enchanter may request to learn one ritual in each of the last four 
months of study, along with one of the last four spells, rather than 
having all four rituals grouped in the last two months of study. Any 
groups of abilities smaller than the others should be among the early 
months of study; any groups larger than the others should be among the 
later months. In some colleges, perhaps no abilities will be learned 
in the third or fourth month of study because of the small number of 
basic abilities in the college. There's no help for that. 

If your PC is already an adept and is learning the general knowledge 
of an aligned college (see 34.0 and 34.1), it costs him six months 
and 5,000 EPs -- 1,500 EPs for the first month and 700 EPs for each 
succeeding month of study. The entire course must be completed 
within a given two-year period. Your PC already knows rituals 32.1 and 
32.2, so he learns the college's two counterspells in the first month 
of study. The curriculum of succeeding months   should be determined 
as for his first college, 

If your PC is learning the general knowledge of a non-aligned college 
(which can above, using a five-month base. happen only twice, once for 
each nonaligned branch), it costs him 12 months and 7,500 EPs -- 
900 EPs for the first month and 600 EPs for each succeeding month of 
study. The entire course must be completed within a given four-year 
period. Your PC already knows rituals 32.1 and 32.2, so he learns the 
college's two counterspells in the first month of study. The 
curriculum of succeeding months should be determined as for his first 
college, above, using an eleven month base. 

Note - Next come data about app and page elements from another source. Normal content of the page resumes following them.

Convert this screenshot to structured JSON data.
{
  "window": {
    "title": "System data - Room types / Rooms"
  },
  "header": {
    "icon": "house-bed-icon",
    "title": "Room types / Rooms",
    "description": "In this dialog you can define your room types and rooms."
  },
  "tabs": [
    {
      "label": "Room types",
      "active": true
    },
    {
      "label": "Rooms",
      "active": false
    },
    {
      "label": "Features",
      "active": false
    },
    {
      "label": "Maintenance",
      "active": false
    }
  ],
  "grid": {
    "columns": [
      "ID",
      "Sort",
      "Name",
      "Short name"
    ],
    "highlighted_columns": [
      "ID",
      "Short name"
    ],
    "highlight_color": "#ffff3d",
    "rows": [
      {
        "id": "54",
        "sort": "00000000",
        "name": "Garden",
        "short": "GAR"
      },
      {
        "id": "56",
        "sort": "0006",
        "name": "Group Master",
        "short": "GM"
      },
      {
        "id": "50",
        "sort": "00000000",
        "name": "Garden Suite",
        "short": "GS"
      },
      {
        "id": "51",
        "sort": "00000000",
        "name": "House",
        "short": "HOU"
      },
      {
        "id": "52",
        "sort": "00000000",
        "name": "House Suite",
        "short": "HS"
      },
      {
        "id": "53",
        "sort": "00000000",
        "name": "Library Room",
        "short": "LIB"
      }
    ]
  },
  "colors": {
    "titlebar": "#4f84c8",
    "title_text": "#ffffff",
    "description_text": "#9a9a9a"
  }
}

If your PC fails to meet the deadline for completing the entire course 
of study for a college, he is immediately reduced by one rank in any 
ability of that college that he's succeeded in raising above rank 0, 
and he can never advance past rank 2 with any magical ability of that 
college. For this reason, the GM should give the dedicated student 
every possible chance to complete his studies -- acting as the abbot 
of the monastery, he may even give a PC some form of magical 
dispensation if the deadline has passed because of circumstances 
beyond his control. But extensions of the deadline should always be 
linked to a quest assigned by the abbot, to be performed immediately 
upon completion of the PC's studies. The only other solution to a 
missed deadline is   to start studying all over again, sacrificing all 
time, EPs, and SPs already spent. 

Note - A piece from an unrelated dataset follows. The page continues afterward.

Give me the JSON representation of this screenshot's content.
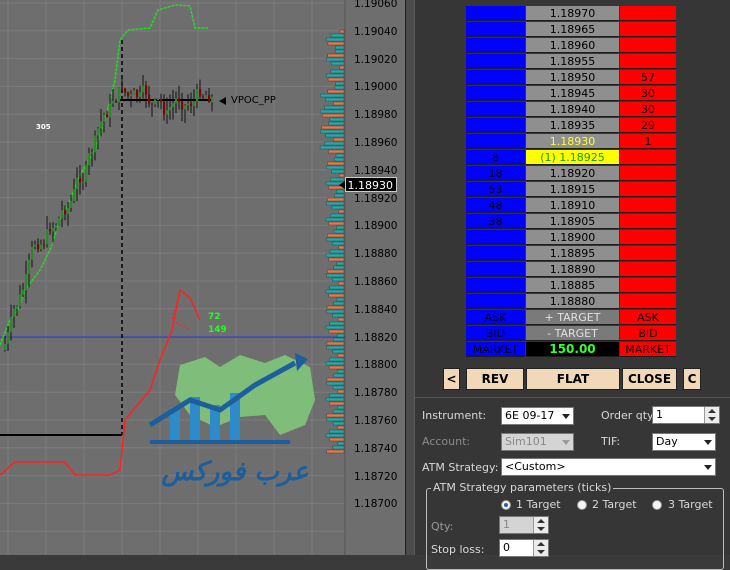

There may be many reasons why a PC (and that character's player) would 
prefer longer periods of study in place of the one month increments. 
With a sufficient stockpile of SPs and EPs, a character may feel that 
the long winter months of a Scandinavian- like environment would be an 
excellent time to study magic; no one's doing much of anything 
anyway...  Or perhaps your GM has things arranged so that players lend 
him a helping hand periodically. If you're busy doing something 
besides running your PC but still involved in the game, that's a 
wonderful time for your PC to be usefully occupied (if everyone agrees 
to allow this sort of "double duty"). But if your PC is unable to 
complete his magical education in a single continuous time span, 
whether for lack of time or EPs or SPs, the system of monthly 
increments is a useful one to adopt. Just don't forget the 90-day 
maximum break between increments; this pertains to all cases. 

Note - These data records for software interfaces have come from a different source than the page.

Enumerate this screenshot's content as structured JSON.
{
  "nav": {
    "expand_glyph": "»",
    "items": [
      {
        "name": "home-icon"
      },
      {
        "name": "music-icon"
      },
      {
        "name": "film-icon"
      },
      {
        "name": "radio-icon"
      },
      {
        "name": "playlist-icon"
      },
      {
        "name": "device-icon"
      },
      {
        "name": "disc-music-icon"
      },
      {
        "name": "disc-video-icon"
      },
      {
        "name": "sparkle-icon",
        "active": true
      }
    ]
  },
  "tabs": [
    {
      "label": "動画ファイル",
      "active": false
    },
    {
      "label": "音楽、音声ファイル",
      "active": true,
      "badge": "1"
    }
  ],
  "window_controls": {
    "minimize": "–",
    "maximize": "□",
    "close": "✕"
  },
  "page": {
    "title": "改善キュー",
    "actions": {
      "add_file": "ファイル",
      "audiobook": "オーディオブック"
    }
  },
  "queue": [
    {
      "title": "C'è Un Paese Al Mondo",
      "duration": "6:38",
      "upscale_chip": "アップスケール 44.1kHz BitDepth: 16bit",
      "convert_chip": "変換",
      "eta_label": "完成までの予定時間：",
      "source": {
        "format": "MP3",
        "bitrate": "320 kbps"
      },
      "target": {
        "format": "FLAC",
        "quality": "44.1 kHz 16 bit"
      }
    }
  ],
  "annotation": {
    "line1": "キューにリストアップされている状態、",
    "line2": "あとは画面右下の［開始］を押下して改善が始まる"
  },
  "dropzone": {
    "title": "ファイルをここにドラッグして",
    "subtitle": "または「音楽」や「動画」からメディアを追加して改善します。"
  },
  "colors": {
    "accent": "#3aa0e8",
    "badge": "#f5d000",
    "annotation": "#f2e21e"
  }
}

One final point: Rules 34.6 and 34.7 apply at the beginning of magical 
study. Your PC may be allowed to accumulate the experience points he 
needs during the hiatus between increments, but not the magical 
aptitude required. However, the ritual of spell preparation (32.1) 
should never be counted against the magical aptitude, since it cannot 
be ranked. 

### End of DragonQuest Newsletter v8/n03 -- 2003